#### WHAT THE TASK REQUIRES:
Could you copy the whole listing below exactly as written?

==== INFORMATION SHOWN ====

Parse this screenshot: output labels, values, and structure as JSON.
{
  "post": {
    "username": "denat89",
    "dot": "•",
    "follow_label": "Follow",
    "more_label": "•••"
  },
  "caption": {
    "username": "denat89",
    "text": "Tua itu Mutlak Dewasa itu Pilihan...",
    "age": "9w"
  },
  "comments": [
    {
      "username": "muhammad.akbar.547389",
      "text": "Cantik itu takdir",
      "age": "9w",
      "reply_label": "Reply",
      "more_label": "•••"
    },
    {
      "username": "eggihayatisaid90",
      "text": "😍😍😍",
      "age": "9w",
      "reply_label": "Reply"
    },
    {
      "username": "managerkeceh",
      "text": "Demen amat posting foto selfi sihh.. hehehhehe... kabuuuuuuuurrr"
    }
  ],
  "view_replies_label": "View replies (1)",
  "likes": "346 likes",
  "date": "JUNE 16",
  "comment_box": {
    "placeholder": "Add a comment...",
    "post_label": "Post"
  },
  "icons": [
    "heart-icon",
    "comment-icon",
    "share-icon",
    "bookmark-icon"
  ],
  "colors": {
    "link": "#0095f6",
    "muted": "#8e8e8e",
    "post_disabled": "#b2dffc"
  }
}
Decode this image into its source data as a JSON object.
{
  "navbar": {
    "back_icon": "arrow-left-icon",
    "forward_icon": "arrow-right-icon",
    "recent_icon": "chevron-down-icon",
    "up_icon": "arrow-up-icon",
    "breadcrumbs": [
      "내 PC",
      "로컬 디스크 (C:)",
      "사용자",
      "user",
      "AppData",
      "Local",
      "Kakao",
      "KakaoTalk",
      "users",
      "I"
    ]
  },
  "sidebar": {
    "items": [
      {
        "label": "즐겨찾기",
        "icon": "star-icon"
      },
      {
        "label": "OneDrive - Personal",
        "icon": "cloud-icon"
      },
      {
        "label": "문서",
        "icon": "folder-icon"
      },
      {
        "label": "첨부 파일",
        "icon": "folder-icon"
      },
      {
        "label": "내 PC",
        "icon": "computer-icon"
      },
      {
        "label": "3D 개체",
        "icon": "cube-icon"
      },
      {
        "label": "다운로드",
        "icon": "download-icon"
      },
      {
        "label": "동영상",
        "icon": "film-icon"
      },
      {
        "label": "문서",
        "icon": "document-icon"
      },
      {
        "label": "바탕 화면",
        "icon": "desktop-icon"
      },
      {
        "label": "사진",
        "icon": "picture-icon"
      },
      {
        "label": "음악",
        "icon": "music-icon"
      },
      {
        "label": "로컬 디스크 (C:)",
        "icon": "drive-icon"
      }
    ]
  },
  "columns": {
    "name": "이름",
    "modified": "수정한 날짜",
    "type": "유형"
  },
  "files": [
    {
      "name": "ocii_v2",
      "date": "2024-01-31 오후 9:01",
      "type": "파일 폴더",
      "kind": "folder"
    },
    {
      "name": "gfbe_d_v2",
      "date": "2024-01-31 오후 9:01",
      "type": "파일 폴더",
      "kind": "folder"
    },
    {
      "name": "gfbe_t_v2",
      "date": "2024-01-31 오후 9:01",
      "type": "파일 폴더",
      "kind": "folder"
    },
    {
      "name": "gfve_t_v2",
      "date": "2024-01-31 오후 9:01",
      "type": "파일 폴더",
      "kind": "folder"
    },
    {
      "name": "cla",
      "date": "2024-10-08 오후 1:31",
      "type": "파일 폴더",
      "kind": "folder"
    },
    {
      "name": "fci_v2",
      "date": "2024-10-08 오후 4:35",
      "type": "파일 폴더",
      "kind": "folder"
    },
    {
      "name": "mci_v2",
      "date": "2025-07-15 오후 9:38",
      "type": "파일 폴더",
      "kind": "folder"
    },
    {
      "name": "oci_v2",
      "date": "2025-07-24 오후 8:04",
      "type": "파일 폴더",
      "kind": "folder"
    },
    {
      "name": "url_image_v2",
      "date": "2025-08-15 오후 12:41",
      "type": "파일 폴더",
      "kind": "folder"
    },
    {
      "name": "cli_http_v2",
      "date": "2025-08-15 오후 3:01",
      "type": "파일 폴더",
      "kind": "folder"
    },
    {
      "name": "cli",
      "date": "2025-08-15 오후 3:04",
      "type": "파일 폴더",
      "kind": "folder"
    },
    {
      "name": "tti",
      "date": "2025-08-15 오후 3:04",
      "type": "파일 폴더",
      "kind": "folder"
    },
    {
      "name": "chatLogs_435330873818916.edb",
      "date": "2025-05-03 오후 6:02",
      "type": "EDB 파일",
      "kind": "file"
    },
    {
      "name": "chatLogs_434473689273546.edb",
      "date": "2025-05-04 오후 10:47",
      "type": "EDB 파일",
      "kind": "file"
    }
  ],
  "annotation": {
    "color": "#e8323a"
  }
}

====

#### TASK RESULT:
Parse this screenshot: output labels, values, and structure as JSON.
{
  "post": {
    "username": "denat89",
    "dot": "•",
    "follow_label": "Follow",
    "more_label": "•••"
  },
  "caption": {
    "username": "denat89",
    "text": "Tua itu Mutlak Dewasa itu Pilihan...",
    "age": "9w"
  },
  "comments": [
    {
      "username": "muhammad.akbar.547389",
      "text": "Cantik itu takdir",
      "age": "9w",
      "reply_label": "Reply",
      "more_label": "•••"
    },
    {
      "username": "eggihayatisaid90",
      "text": "😍😍😍",
      "age": "9w",
      "reply_label": "Reply"
    },
    {
      "username": "managerkeceh",
      "text": "Demen amat posting foto selfi sihh.. hehehhehe... kabuuuuuuuurrr"
    }
  ],
  "view_replies_label": "View replies (1)",
  "likes": "346 likes",
  "date": "JUNE 16",
  "comment_box": {
    "placeholder": "Add a comment...",
    "post_label": "Post"
  },
  "icons": [
    "heart-icon",
    "comment-icon",
    "share-icon",
    "bookmark-icon"
  ],
  "colors": {
    "link": "#0095f6",
    "muted": "#8e8e8e",
    "post_disabled": "#b2dffc"
  }
}
Decode this image into its source data as a JSON object.
{
  "navbar": {
    "back_icon": "arrow-left-icon",
    "forward_icon": "arrow-right-icon",
    "recent_icon": "chevron-down-icon",
    "up_icon": "arrow-up-icon",
    "breadcrumbs": [
      "내 PC",
      "로컬 디스크 (C:)",
      "사용자",
      "user",
      "AppData",
      "Local",
      "Kakao",
      "KakaoTalk",
      "users",
      "I"
    ]
  },
  "sidebar": {
    "items": [
      {
        "label": "즐겨찾기",
        "icon": "star-icon"
      },
      {
        "label": "OneDrive - Personal",
        "icon": "cloud-icon"
      },
      {
        "label": "문서",
        "icon": "folder-icon"
      },
      {
        "label": "첨부 파일",
        "icon": "folder-icon"
      },
      {
        "label": "내 PC",
        "icon": "computer-icon"
      },
      {
        "label": "3D 개체",
        "icon": "cube-icon"
      },
      {
        "label": "다운로드",
        "icon": "download-icon"
      },
      {
        "label": "동영상",
        "icon": "film-icon"
      },
      {
        "label": "문서",
        "icon": "document-icon"
      },
      {
        "label": "바탕 화면",
        "icon": "desktop-icon"
      },
      {
        "label": "사진",
        "icon": "picture-icon"
      },
      {
        "label": "음악",
        "icon": "music-icon"
      },
      {
        "label": "로컬 디스크 (C:)",
        "icon": "drive-icon"
      }
    ]
  },
  "columns": {
    "name": "이름",
    "modified": "수정한 날짜",
    "type": "유형"
  },
  "files": [
    {
      "name": "ocii_v2",
      "date": "2024-01-31 오후 9:01",
      "type": "파일 폴더",
      "kind": "folder"
    },
    {
      "name": "gfbe_d_v2",
      "date": "2024-01-31 오후 9:01",
      "type": "파일 폴더",
      "kind": "folder"
    },
    {
      "name": "gfbe_t_v2",
      "date": "2024-01-31 오후 9:01",
      "type": "파일 폴더",
      "kind": "folder"
    },
    {
      "name": "gfve_t_v2",
      "date": "2024-01-31 오후 9:01",
      "type": "파일 폴더",
      "kind": "folder"
    },
    {
      "name": "cla",
      "date": "2024-10-08 오후 1:31",
      "type": "파일 폴더",
      "kind": "folder"
    },
    {
      "name": "fci_v2",
      "date": "2024-10-08 오후 4:35",
      "type": "파일 폴더",
      "kind": "folder"
    },
    {
      "name": "mci_v2",
      "date": "2025-07-15 오후 9:38",
      "type": "파일 폴더",
      "kind": "folder"
    },
    {
      "name": "oci_v2",
      "date": "2025-07-24 오후 8:04",
      "type": "파일 폴더",
      "kind": "folder"
    },
    {
      "name": "url_image_v2",
      "date": "2025-08-15 오후 12:41",
      "type": "파일 폴더",
      "kind": "folder"
    },
    {
      "name": "cli_http_v2",
      "date": "2025-08-15 오후 3:01",
      "type": "파일 폴더",
      "kind": "folder"
    },
    {
      "name": "cli",
      "date": "2025-08-15 오후 3:04",
      "type": "파일 폴더",
      "kind": "folder"
    },
    {
      "name": "tti",
      "date": "2025-08-15 오후 3:04",
      "type": "파일 폴더",
      "kind": "folder"
    },
    {
      "name": "chatLogs_435330873818916.edb",
      "date": "2025-05-03 오후 6:02",
      "type": "EDB 파일",
      "kind": "file"
    },
    {
      "name": "chatLogs_434473689273546.edb",
      "date": "2025-05-04 오후 10:47",
      "type": "EDB 파일",
      "kind": "file"
    }
  ],
  "annotation": {
    "color": "#e8323a"
  }
}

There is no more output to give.